[Collection entries]
***

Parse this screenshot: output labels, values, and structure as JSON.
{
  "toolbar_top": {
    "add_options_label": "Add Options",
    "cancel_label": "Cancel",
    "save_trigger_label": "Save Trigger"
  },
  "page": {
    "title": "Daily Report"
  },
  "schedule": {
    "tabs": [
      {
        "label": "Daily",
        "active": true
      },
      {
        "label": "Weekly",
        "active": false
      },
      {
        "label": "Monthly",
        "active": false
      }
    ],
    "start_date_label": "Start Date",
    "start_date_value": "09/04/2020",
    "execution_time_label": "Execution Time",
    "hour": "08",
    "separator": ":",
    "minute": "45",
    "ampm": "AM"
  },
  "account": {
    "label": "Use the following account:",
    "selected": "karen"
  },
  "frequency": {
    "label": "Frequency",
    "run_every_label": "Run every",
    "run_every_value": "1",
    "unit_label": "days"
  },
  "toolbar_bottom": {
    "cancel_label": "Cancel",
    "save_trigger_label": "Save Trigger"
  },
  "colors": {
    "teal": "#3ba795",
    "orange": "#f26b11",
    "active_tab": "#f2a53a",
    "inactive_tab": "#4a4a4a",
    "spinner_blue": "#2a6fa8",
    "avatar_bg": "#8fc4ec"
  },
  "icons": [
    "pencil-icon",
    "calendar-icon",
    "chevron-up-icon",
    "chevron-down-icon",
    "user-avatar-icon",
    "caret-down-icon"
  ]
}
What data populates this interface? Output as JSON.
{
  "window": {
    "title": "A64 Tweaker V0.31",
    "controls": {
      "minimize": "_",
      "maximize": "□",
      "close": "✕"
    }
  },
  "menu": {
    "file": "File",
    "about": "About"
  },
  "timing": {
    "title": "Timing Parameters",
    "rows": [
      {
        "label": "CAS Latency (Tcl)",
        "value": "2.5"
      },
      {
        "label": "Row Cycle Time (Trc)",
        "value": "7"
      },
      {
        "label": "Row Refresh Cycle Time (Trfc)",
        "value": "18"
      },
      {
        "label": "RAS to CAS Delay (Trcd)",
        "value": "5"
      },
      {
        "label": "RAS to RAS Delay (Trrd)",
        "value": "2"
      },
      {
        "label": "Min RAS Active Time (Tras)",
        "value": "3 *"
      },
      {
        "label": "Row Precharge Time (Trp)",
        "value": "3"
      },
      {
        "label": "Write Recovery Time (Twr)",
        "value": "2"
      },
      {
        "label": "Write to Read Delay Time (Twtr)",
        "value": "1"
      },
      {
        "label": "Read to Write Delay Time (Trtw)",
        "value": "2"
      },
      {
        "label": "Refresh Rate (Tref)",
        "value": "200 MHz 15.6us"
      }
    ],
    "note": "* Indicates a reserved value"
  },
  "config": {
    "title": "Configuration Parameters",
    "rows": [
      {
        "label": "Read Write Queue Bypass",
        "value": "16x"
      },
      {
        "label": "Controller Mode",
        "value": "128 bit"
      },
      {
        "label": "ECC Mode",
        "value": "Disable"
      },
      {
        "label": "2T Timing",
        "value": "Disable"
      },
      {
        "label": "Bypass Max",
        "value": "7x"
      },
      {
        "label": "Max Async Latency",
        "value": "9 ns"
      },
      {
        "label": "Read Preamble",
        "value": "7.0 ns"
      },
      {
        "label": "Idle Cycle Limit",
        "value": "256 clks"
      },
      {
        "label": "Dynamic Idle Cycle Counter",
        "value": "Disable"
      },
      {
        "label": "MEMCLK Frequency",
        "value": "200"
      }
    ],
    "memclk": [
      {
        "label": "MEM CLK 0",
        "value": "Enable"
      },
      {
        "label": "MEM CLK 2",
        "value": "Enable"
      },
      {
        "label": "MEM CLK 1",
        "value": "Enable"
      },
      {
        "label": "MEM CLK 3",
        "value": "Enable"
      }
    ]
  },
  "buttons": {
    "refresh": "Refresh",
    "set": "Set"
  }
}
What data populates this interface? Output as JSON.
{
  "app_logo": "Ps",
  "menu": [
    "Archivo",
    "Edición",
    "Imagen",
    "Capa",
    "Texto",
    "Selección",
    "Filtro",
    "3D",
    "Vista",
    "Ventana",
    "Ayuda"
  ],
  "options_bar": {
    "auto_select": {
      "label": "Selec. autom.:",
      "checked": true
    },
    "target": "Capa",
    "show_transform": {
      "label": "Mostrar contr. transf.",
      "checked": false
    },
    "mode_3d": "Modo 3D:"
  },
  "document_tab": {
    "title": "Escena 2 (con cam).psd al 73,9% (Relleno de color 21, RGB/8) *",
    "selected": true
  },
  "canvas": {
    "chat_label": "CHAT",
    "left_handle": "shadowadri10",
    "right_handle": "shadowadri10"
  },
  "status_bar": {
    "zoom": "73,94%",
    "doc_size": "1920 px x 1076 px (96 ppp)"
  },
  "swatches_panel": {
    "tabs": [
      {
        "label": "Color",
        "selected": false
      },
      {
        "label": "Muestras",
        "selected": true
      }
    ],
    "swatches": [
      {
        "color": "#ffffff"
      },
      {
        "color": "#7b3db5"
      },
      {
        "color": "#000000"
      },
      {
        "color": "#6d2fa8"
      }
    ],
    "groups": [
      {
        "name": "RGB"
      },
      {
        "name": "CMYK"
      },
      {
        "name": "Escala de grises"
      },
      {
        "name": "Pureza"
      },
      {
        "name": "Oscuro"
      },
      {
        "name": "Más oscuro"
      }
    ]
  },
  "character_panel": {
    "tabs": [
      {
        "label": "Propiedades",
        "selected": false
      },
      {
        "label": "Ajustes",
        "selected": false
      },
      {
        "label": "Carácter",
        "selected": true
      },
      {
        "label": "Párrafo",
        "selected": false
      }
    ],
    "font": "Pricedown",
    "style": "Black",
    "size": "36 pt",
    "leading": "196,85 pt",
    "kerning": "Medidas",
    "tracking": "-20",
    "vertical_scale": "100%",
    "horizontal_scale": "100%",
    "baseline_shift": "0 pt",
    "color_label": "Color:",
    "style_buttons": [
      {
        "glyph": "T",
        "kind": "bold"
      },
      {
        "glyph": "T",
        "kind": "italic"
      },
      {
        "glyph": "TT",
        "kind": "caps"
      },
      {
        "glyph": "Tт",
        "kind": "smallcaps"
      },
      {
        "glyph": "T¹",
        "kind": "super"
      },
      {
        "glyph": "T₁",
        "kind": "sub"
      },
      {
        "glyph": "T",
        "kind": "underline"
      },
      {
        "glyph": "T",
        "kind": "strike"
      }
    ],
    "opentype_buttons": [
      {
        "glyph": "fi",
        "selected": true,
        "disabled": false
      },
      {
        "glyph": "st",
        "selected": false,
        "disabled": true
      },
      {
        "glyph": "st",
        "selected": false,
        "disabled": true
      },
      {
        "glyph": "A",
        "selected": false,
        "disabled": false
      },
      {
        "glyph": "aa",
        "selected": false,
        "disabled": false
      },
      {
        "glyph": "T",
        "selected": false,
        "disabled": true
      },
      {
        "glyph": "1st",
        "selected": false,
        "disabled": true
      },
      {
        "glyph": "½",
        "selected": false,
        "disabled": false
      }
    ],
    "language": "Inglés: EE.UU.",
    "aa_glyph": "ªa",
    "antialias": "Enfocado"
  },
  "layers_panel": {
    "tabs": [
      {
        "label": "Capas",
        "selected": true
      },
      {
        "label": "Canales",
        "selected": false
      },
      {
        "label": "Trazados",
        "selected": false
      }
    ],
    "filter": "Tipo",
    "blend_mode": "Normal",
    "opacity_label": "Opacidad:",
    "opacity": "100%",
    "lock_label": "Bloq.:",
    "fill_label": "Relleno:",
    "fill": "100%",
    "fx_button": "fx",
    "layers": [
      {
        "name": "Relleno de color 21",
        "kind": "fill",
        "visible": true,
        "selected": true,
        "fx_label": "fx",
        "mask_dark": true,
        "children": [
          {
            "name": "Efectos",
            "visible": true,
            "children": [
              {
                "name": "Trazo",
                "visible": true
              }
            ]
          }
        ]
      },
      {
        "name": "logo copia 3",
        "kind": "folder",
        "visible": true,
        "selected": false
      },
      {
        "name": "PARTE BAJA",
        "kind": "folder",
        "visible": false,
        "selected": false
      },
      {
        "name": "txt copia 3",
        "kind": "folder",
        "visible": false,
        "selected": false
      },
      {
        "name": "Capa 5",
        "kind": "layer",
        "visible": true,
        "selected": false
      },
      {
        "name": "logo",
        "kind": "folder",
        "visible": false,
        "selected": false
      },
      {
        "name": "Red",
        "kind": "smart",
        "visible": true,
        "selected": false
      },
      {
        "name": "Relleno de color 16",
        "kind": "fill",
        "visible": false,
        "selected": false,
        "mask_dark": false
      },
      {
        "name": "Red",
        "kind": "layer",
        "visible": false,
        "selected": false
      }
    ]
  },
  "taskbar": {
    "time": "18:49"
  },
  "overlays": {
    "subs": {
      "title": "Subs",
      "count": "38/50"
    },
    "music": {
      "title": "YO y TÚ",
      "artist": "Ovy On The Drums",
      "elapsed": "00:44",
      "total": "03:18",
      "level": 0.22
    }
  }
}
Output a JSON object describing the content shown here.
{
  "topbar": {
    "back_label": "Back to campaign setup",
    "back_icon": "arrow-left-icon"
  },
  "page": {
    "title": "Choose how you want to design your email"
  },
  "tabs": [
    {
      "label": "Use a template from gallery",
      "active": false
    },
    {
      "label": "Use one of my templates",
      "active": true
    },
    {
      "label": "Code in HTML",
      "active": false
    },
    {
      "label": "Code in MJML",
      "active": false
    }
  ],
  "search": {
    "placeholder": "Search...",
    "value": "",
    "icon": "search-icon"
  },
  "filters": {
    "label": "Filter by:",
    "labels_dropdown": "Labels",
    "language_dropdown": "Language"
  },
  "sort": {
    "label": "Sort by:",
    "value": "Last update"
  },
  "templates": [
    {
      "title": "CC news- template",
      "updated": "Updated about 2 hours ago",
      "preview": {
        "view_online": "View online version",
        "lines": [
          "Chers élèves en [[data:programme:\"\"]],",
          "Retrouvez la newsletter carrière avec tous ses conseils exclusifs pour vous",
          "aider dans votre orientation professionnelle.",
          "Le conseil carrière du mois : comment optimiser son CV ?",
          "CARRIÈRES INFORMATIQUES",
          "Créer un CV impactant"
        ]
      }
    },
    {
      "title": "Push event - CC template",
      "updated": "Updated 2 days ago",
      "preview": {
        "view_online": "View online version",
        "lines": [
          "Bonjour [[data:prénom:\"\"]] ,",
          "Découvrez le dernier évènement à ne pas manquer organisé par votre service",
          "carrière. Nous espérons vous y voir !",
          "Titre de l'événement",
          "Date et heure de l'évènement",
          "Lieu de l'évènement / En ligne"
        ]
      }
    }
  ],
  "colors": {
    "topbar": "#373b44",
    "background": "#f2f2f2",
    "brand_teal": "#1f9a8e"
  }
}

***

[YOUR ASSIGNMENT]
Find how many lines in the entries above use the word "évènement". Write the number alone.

[SOLUTION FOR THIS TASK]
3